When you open up Kontakt (Kontakt Player) you’ll see several zones highlighted with colors. The first one you want to think about is what I like to call “the triad playing zone”, an octave and a half where you hold down three notes at a time to tell Minimal what chord it should start playing. It doesn’t matter what inversion you play the chord in – Minimal will play the same material.

Take a minute to explore how you prefer to work with the library. Do you want the release samples on or off? Leaving them on means that you may have to release last note a little earlier before you hit the next set, or else the release sample may step over your next entrance – but the release samples can potentially make for a more realistic result if you let go of a note before a phrase is complete.

Personally, I often found myself using the sustain pedal to hold a given triad until I played the next one. I won’t go too far into usage beyond that – I’d just be duplicating what the videos say already. Suffice to say that there are many ways to vary the sound and the you can change the relationship between the host tempo quickly for each section: quarter note is locked to tempo, half-note means half-time, etc.

Minor Glitches

I did the bulk of my testing on a Windows 7 64-bit PC running Reaper 4.591 64-bit and in that environment, Minimal was the first library I’d used so far that had some difficulty with Reaper’s “Auto-Arm” record mode. If I was listening to a track that was in that mode, playback could sometimes be a little unpredictable – though the part I’d recorded always played back correctly if I disarmed the track.

There’s a couple of other small issues I occasionally ran into, but there weren’t any show-stoppers among them and my issues more frequently resulted from user error than coding issues. Honestly, I spent much more time enjoying the well-thought out GUI than I did dealing with things like finding “the sweet spot” for dealing with overlapping notes (something I all but stopped having to worry about once I adopted the sustain pedal approach).



So what users are going to get the most out of Minimal and is it right for you? I would start by listening to the videos on Sonokinetic’s site to see if the style of any of the patterns appeal to you, because they certainly do to me. If they do, then you a tool that’s equally well-suited to rapidly coming up with textures and colors on a deadline, providing a bed to improvise over or add color to an existing composition (especially assuming that composition primarily uses major and minor triadic harmony). Honestly, I did not find the product especially limited by genre: I used it in realizing mock-ups for concert music, for rapid film and game scoring and even as an element in pop and electronica (or EDM as I’m increasingly being asked to call it ;).

The sound quality and performances here are among the very best heard in a sample library to date and have a unique vibe all their own. Even if you don’t normally pay much attention to loop based libraries, I would seriously consider checking this one out.

SoundBytes mailing list

Browse SB articles

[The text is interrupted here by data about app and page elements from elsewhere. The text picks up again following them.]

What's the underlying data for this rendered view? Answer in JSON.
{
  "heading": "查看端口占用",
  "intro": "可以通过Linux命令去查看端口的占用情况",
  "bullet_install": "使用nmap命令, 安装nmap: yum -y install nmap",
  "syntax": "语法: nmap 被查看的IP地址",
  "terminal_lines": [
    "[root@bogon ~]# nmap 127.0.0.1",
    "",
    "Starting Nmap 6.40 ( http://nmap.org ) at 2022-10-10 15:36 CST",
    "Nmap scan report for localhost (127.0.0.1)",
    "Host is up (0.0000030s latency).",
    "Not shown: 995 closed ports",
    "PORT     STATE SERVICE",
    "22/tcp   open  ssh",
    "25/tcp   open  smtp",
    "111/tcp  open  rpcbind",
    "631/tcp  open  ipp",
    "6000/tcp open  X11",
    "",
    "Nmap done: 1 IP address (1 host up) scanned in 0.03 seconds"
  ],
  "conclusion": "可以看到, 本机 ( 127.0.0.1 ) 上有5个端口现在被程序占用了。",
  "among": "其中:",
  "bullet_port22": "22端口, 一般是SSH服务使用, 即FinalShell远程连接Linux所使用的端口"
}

Welcome to SoundBytes Magazine, a free online magazine devoted to the subject of computer sound and music production.


If you share these interests, you’ve come to the right place for gear reviews, developer interviews, tips and techniques and other music related articles. But first and foremost, SoundBytes is about “gear” in the form of music and audio processing software. .


We hope you'll enjoy reading what you find here and visit this site on a regular basis.

Hit Counter provided by technology news